A Tiger in the Bush

It’s one of those days. Hectic. Nothing seems to fall into its right place. Everything seems tobe collapsing… down, in on itself. Imploding. Then exploding. Like a supernova- its gravity crushing itself in on itself until it ignites and blows outward, screaming into the black sea of space. It’s sheer mayhem. Have you felt it before? I bet you have. You might even get twinges of it throughout the day. That sour, acidic worry that creeps upon you when you least expect it.

When it’s explosive, it’s called panic. And when it’s not so explosive, but rather a slow leaching into your experience, much of the time, this is called anxiety. What are these intense feelings of fear all about?

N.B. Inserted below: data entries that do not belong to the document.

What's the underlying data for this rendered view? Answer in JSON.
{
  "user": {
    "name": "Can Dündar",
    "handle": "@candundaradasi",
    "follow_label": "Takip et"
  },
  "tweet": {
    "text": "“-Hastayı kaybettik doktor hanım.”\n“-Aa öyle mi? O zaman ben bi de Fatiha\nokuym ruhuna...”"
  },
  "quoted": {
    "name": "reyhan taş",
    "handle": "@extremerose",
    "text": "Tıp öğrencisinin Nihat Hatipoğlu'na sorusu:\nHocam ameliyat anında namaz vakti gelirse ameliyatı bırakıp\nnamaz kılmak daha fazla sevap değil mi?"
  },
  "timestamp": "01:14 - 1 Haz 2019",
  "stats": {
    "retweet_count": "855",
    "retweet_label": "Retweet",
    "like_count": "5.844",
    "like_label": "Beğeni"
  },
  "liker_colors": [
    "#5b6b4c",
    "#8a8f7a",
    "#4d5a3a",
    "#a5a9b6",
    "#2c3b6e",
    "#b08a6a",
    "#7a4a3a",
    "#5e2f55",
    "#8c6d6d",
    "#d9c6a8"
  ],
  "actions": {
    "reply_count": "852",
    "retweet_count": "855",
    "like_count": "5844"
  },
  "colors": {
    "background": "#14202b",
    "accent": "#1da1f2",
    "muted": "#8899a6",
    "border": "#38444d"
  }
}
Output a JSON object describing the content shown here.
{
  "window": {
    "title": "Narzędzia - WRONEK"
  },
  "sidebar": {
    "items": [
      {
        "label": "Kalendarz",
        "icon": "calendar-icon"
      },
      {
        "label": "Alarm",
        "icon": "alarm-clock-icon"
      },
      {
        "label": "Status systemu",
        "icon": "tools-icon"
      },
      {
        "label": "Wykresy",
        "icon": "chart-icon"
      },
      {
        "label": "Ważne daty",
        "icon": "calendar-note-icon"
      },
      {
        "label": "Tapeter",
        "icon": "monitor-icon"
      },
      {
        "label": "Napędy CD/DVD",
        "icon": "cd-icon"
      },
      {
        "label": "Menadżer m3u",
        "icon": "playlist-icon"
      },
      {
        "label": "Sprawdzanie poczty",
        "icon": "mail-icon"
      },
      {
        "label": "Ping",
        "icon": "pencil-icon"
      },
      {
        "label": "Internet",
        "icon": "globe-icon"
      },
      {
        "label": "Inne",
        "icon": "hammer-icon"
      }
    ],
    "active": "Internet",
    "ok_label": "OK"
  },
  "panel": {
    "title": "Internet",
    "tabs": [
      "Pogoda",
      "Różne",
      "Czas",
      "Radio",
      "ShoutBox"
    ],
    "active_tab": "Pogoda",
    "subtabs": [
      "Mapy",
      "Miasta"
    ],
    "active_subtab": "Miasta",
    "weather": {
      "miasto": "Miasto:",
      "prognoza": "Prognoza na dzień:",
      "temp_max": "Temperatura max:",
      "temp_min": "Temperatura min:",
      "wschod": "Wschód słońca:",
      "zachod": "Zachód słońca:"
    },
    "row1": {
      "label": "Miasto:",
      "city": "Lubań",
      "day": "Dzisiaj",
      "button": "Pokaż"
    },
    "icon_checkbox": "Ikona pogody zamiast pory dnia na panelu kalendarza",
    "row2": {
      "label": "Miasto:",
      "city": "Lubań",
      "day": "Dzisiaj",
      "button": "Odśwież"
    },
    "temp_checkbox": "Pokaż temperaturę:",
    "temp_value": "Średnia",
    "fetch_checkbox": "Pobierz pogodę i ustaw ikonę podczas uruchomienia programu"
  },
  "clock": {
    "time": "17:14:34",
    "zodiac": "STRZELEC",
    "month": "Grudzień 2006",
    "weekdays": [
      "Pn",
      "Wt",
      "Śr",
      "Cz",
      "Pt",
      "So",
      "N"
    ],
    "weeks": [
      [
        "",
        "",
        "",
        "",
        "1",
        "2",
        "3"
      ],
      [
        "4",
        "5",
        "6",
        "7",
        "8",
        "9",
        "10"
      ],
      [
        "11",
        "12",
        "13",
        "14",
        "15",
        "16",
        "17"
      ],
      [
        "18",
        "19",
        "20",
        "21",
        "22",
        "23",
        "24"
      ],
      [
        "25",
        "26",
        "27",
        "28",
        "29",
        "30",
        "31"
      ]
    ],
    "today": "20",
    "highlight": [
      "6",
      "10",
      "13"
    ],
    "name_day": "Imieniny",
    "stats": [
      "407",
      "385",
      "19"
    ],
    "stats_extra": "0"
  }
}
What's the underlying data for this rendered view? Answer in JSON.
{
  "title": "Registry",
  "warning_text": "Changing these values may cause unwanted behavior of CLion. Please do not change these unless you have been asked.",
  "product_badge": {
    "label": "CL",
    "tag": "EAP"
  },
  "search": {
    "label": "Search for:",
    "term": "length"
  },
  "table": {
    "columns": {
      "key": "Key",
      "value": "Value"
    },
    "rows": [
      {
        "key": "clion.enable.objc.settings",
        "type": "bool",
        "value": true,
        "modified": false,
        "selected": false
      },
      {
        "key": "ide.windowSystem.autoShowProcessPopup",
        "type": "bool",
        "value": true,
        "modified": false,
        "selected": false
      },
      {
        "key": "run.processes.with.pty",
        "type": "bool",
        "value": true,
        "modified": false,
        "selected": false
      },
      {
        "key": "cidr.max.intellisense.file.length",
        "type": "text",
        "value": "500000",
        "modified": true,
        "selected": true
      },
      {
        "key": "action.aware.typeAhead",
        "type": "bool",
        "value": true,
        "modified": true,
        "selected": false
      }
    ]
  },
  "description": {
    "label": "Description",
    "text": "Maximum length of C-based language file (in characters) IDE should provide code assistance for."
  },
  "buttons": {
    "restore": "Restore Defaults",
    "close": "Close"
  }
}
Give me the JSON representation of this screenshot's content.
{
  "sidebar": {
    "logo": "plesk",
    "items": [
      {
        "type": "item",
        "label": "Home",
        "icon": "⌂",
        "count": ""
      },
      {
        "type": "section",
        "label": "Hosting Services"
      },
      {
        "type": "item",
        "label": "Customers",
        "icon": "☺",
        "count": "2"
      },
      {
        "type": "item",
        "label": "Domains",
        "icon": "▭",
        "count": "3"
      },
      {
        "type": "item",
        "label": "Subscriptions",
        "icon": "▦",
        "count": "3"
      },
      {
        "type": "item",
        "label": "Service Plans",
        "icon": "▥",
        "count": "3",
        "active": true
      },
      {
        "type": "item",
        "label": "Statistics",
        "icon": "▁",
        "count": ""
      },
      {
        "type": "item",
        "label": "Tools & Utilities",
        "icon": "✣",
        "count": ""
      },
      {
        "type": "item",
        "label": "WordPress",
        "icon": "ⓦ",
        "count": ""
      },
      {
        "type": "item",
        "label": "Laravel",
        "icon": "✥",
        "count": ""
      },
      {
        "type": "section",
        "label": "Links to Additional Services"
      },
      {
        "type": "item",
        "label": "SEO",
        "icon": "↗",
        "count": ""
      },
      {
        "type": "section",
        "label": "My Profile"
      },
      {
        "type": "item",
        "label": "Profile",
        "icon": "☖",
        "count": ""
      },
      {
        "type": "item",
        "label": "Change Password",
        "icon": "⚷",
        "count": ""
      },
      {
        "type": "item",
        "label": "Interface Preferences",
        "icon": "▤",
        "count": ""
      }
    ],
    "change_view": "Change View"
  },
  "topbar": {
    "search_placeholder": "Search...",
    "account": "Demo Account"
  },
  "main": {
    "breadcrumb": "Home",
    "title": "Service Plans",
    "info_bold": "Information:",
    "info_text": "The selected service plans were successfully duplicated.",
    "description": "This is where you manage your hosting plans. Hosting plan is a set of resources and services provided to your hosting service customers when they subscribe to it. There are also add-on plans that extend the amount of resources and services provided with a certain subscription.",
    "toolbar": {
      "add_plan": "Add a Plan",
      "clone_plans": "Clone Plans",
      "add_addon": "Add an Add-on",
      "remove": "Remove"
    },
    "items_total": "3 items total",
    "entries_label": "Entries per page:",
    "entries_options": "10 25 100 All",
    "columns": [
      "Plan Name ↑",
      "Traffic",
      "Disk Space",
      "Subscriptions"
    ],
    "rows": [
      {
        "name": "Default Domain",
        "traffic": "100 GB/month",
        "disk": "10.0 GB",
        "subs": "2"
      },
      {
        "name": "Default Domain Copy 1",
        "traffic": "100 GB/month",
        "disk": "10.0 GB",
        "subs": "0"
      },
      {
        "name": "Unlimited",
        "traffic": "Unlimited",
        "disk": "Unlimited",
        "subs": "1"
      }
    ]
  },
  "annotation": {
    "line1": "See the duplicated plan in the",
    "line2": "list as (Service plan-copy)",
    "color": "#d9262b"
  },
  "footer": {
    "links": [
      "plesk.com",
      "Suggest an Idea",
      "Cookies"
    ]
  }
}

Well, you should first regard them as not inherently “bad” per se. Anxiety is a highly useful tool for us human beings. In fact, our ancestors made way for us to exist by having very useful anxiety. Anxiety came in handy when a tiger was prowling in the bushes. Panic helped our ancestors to escape immediate, volatile and deadly threats to their existence.

I bet you wonder, why do I have it when there is no tiger? Let’s consider animals… they too have anxiety. When they come into a situation that poses a threat to their well-being or existence, they can get anxiety in similar situations and avoid them in order to survive a threat they have previously encountered.

What makes humans different? Due to the complexity of our minds, we have the capacity for “association.” This means that we can connect one experience we’ve had to pretty much anything that we can imagine. This makes us even more creative in our ability to survive all sorts of events. Unlike animals, we actually don’t have to experience the horridevent to learn to avoid it. We can simply imagine it and then already be prepared when something like it comes down our path.

So, where do things go haywire? We are so good at making these associations and connections between different threats that our minds sometimes make too many connections to things that may not truly be a threat. For example, spiders may cause you anxiety. This makes sense- some of them are poisonous and potentially harmful to you.Now take the idea of a spider: you can get just as wound up even in the absence of the spider. You can panic at the mere idea of “SPIDER”. This is not so useful to you, is it? With no spider in sight, this is not helpful. Now go a bit further… you may think of things,experiences, people or events that give you anxiety where there is really no “harm” in the sense that there is no apparent threat to your safety. Take me for example, I experience some intense feelings of anxiety when I think of the future. I experience anxiety, maybe even sometimes panic, when I think about where I am going to be in 10 years. What sort of threat does my future pose to me right now?

You may believe that it’s good to think about the future so that you make the right plans.You are right, but what about those intense feelings of anxiety, sometimes panic, that go along with thinking about the me of 10 years in the future? Is that really useful? It isn’t, but my mind has made “10 years into the future” into something like “the tiger in the bush”.Things have gone a bit haywire. That’s okay though. Remember, anxiety is useful. Neve rwish you’d be without it. It literally keeps you and me alive. However, because anxiety wants us to be so safe, it urges us to avoid just about anything- we might avoid relationships, avoid people, avoid experiences or avoid joy and accomplishments, just because they have been associated with fear.

Of course, there is risk in all of these things, isn’t there? Walking outside in the morning is a great risk, isn’t it? What about getting into a car? Sure. Life is full of risk. Being alive is literally a risk we take every moment we have in this world. But when we can learn to differentiate between “true” risk and “unhelpful” risk, we can start to move in a healthy direction. So, our first step is to know when a risk is “real” or “perceived”. This sounds easy,but sometimes it’s not. Take some time to make a list of all of the various fears and anxieties you have as you go about your day.

Make a complete list of your fears and stresses as they arise.Once you have your list, rate these fears on a scale of 1-10, 10 being an immediate threat to your safety and 1 being little to now threat to your well-being. For example- 10 is a tiger in the bush and 1 is seeing a stack of dirty dishes in the sink. Perhaps if you’re uneasy about this exercise, talk to a few friends and see what kind of ratings they might offer to see if they agree. Consultation is always helpful.

Now, start to look at those items on your list that you can clearly define as “perceived” risk,rather than “true” risk. Take each one and give it some attention.

As you meditate on each item:

• Notice what they do in your body.

• Your heart picks up it’s pace, from a leisurely walk to a dash. Your chest may get tight.Your teeth clench. The muscles in your face tighten. Your mind feels like it’s melting.

• Ground yourself (practice our grounding techniques). Feel your feet on the ground,notice your breath, let your muscles loosen, unclench your teeth, breath from your stomach.

• Keep your eyes open and look around you. What do you see in front of you? Colors?Objects?

• Reframe your anxiety. Use the following for your inner monologue “I am having an anxious thought about ____________ and it is very painful” (or something in your own words that works for you).

• Continue this practice on a daily basis, right when you feel that creeping sensation of anxiety (check in with yourself)

• Always consult a therapist with any trauma-related anxiety (painful memories that are coming up from the past)